# To do
Which lines below include the string "icon"? Please show each one.

# Input data

______

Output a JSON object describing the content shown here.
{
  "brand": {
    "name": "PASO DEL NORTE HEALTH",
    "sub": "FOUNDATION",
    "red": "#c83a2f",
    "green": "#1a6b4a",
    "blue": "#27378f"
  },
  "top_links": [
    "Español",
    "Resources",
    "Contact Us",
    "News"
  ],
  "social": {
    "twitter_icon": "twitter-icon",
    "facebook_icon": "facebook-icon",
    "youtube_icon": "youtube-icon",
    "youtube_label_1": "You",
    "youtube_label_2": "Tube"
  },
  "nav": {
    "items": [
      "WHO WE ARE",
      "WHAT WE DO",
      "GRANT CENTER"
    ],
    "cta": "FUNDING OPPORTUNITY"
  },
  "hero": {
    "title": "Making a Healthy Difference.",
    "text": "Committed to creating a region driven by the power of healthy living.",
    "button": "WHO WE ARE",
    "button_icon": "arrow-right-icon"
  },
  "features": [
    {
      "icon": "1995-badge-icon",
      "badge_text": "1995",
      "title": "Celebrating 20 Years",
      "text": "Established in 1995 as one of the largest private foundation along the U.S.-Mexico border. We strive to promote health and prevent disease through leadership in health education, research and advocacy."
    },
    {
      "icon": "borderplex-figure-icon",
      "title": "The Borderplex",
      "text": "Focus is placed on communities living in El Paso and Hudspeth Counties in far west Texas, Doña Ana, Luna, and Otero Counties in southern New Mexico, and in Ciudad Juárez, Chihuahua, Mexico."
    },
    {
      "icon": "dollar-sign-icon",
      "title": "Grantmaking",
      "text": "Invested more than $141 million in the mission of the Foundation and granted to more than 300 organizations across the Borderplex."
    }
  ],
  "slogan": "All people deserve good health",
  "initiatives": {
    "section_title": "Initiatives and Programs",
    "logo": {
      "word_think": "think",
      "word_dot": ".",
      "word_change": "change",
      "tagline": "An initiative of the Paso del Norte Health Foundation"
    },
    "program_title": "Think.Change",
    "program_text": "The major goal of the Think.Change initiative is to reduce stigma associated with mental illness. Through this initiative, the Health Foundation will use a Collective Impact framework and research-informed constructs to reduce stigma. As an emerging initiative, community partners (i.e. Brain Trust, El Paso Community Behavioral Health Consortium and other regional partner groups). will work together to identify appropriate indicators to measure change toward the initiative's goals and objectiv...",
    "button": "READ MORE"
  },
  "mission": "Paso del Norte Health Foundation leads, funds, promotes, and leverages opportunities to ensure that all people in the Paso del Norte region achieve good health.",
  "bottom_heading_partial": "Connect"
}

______

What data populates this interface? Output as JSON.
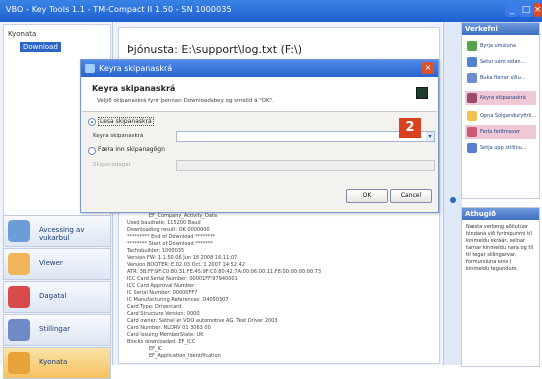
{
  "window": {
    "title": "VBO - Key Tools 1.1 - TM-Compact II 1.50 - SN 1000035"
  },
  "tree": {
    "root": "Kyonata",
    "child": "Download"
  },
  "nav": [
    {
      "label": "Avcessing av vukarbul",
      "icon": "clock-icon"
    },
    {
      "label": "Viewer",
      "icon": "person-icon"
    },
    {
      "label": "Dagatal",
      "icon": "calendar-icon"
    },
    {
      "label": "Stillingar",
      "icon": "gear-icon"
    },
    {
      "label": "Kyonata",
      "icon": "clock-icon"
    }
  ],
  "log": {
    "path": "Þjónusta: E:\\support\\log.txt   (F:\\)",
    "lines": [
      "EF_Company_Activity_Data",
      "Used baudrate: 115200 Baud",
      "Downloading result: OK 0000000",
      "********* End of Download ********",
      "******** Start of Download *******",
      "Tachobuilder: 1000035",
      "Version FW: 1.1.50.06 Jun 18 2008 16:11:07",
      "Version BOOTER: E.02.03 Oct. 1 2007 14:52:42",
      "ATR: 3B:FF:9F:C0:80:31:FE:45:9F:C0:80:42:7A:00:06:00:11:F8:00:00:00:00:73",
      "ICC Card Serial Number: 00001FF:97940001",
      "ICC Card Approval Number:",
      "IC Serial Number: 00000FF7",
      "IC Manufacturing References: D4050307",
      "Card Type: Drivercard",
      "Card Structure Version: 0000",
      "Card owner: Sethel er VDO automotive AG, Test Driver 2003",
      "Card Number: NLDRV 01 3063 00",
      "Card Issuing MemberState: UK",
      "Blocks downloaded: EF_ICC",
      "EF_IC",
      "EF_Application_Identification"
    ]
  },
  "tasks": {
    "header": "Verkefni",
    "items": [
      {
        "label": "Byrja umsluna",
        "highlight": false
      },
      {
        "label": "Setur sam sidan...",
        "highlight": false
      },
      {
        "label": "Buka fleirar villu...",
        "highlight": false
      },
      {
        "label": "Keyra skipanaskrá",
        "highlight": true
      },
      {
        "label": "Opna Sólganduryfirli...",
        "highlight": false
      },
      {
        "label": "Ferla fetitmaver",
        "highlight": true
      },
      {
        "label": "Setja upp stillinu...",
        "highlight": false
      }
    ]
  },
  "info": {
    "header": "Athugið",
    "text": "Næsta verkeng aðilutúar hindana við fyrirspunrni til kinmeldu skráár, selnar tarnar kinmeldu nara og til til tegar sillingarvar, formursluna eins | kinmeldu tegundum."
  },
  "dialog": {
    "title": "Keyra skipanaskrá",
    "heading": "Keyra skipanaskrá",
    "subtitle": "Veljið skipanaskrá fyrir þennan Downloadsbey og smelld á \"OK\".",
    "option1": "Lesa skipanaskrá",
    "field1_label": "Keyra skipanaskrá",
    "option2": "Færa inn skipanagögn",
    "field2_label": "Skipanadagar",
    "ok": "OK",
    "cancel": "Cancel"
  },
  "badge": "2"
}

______

# Output for this exercise
    "twitter_icon": "twitter-icon",
    "facebook_icon": "facebook-icon",
    "youtube_icon": "youtube-icon",
    "button_icon": "arrow-right-icon"
      "icon": "1995-badge-icon",
      "icon": "borderplex-figure-icon",
      "icon": "dollar-sign-icon",
      "icon": "clock-icon"
      "icon": "person-icon"
      "icon": "calendar-icon"
      "icon": "gear-icon"
      "icon": "clock-icon"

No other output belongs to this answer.